§ **Exercise objective**
This task calls for copying each line below that contains "JSON".

Component data from apps and pages:
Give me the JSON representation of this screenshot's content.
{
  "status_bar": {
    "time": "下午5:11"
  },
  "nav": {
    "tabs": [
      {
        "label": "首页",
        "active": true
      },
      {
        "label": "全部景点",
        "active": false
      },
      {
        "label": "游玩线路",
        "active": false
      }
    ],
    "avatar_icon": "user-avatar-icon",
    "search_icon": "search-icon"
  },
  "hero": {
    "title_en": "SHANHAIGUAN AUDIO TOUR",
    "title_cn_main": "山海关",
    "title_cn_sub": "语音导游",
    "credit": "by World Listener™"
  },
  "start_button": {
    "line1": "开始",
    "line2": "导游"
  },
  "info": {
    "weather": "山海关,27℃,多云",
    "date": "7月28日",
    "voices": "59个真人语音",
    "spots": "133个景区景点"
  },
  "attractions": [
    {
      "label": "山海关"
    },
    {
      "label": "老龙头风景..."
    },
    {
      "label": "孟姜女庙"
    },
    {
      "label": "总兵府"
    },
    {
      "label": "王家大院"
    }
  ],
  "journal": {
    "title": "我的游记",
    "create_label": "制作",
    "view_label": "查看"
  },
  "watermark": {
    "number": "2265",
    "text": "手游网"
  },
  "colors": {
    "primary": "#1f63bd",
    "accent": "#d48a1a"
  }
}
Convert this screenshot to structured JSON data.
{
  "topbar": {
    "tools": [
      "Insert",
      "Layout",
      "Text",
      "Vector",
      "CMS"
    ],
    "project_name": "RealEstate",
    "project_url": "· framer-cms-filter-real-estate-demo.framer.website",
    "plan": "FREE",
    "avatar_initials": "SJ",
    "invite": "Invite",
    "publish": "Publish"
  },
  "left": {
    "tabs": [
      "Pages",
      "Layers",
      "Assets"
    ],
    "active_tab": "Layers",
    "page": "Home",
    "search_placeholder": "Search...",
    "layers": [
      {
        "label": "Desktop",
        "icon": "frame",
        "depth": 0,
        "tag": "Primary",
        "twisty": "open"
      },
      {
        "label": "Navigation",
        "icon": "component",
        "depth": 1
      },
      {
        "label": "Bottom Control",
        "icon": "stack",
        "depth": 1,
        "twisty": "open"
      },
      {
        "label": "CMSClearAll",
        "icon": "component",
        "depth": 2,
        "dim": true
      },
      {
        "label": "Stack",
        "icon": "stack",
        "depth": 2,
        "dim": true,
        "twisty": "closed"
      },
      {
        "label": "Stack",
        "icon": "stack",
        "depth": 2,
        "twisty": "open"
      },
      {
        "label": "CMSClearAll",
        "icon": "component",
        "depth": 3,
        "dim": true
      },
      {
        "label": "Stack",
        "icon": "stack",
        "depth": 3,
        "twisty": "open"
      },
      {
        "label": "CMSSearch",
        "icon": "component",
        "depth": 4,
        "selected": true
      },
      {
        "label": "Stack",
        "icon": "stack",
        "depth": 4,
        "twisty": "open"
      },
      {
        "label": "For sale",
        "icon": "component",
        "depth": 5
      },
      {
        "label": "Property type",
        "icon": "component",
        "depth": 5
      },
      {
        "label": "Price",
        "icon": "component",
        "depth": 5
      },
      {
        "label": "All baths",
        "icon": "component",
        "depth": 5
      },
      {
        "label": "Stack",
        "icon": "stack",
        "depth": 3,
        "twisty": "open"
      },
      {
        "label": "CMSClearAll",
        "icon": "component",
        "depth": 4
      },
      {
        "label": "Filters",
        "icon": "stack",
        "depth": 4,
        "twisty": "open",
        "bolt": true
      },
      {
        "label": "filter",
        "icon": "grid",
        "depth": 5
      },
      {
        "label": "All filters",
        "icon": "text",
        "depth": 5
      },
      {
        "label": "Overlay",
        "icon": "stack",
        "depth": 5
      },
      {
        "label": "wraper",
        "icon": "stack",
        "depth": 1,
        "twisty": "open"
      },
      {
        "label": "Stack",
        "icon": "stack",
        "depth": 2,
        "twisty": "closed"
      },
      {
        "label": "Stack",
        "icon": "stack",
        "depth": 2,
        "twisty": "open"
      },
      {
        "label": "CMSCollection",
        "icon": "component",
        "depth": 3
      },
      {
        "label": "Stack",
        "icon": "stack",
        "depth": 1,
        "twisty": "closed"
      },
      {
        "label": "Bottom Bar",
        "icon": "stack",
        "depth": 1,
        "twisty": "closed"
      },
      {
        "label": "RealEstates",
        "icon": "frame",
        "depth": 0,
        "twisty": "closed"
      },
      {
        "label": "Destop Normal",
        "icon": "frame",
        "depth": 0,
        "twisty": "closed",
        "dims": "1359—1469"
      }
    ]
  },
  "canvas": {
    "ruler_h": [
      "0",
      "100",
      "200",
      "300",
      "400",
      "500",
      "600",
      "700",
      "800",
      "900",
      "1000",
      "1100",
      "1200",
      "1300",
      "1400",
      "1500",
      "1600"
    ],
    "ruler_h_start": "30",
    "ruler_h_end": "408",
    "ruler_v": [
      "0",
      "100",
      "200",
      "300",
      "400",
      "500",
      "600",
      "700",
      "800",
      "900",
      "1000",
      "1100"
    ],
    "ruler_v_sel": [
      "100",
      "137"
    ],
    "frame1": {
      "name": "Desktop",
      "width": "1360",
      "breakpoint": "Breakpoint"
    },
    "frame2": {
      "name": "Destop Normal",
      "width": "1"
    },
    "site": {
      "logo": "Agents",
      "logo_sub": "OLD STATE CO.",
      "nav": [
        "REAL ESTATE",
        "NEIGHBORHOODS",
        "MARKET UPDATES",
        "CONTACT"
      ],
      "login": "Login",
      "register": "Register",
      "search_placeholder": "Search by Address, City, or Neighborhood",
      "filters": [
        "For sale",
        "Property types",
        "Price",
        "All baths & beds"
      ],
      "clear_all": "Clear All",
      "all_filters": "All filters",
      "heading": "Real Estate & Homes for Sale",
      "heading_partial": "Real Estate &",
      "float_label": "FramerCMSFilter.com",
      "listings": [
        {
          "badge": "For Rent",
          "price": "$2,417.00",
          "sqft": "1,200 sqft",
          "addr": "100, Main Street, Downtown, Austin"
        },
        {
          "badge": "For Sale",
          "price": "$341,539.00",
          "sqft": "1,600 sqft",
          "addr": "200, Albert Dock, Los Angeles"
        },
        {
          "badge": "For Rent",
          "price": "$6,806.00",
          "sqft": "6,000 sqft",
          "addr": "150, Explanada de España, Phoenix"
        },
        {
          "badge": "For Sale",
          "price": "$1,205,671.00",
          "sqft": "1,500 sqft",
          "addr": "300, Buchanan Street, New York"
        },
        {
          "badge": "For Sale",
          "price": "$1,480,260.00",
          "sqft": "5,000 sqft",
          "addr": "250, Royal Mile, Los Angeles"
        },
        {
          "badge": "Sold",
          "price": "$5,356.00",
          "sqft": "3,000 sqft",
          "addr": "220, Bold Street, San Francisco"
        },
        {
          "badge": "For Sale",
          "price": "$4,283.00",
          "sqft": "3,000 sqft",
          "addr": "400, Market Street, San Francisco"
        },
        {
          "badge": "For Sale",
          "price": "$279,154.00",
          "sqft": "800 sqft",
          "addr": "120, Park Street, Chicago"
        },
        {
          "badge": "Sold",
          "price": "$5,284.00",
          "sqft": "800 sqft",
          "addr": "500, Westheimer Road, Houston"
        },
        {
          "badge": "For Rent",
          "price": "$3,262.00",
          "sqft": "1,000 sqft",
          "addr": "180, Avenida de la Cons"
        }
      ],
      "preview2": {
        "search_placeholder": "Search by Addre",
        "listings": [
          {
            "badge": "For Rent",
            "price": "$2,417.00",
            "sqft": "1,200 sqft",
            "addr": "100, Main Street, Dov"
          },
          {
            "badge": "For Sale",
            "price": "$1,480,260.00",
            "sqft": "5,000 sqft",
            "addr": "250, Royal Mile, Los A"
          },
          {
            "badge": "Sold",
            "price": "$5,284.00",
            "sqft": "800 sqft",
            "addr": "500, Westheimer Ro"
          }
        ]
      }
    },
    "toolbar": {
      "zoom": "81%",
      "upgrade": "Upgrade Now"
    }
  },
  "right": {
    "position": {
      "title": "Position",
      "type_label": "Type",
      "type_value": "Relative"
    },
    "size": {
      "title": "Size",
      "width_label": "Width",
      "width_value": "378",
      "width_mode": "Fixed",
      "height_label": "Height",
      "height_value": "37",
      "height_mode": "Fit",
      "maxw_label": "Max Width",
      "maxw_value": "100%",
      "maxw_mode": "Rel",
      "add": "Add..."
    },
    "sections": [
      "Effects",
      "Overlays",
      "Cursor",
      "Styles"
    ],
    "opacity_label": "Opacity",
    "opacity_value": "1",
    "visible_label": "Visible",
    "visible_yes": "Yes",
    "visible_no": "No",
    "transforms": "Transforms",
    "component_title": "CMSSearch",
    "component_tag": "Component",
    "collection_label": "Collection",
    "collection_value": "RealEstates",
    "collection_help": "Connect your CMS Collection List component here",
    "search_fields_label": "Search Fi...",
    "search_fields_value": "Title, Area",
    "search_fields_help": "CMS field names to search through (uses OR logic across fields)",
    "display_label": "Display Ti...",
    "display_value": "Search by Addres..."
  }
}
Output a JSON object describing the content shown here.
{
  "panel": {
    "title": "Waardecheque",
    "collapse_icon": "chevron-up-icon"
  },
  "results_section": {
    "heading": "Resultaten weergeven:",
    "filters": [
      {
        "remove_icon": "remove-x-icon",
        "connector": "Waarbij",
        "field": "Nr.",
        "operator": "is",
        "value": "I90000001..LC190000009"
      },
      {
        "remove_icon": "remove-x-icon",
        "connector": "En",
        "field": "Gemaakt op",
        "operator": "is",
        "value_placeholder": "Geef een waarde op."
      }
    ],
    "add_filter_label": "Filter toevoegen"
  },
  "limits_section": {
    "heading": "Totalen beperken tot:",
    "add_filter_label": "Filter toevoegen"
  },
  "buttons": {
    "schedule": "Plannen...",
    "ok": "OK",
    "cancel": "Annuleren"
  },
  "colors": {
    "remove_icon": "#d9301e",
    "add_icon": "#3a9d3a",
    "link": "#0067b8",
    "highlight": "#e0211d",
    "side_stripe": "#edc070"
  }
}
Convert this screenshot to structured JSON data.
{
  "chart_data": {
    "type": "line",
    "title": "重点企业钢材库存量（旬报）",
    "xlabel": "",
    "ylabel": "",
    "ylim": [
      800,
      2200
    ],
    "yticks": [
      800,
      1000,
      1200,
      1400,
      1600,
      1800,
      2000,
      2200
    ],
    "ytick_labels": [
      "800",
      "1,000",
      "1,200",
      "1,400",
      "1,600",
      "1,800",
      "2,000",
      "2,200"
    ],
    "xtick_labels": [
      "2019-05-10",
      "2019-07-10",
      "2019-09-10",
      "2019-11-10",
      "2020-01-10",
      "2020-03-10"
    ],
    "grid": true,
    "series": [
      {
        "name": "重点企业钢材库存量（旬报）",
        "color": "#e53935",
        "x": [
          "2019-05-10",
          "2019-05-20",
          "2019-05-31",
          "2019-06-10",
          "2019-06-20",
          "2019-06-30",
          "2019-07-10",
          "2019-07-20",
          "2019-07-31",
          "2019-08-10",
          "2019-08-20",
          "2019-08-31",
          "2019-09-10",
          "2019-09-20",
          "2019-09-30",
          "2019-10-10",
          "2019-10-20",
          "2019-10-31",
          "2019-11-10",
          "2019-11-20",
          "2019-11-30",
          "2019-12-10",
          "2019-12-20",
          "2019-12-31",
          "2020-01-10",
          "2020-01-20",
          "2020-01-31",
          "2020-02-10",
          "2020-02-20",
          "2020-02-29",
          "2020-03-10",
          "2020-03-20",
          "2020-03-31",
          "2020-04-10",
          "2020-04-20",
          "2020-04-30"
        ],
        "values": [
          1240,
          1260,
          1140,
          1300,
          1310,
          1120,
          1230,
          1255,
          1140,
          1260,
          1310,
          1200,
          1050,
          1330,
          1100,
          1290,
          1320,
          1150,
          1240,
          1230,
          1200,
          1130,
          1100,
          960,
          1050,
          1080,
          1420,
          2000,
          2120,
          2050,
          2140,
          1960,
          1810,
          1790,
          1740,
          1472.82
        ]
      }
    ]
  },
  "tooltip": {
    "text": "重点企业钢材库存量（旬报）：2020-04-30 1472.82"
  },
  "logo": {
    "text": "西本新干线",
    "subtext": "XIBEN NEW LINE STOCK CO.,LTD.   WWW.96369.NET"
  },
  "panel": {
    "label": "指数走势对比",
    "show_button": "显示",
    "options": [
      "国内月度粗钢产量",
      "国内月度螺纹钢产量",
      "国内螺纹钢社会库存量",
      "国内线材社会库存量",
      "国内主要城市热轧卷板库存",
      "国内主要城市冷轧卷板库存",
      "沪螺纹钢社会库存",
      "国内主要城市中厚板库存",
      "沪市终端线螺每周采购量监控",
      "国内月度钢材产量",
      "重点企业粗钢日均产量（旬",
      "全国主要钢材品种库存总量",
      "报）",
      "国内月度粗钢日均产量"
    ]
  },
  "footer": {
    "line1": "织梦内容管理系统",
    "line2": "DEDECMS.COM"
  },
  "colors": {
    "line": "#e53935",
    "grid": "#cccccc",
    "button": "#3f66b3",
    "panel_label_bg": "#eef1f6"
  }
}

§ **Task solution**
Give me the JSON representation of this screenshot's content.
Convert this screenshot to structured JSON data.
Output a JSON object describing the content shown here.
Convert this screenshot to structured JSON data.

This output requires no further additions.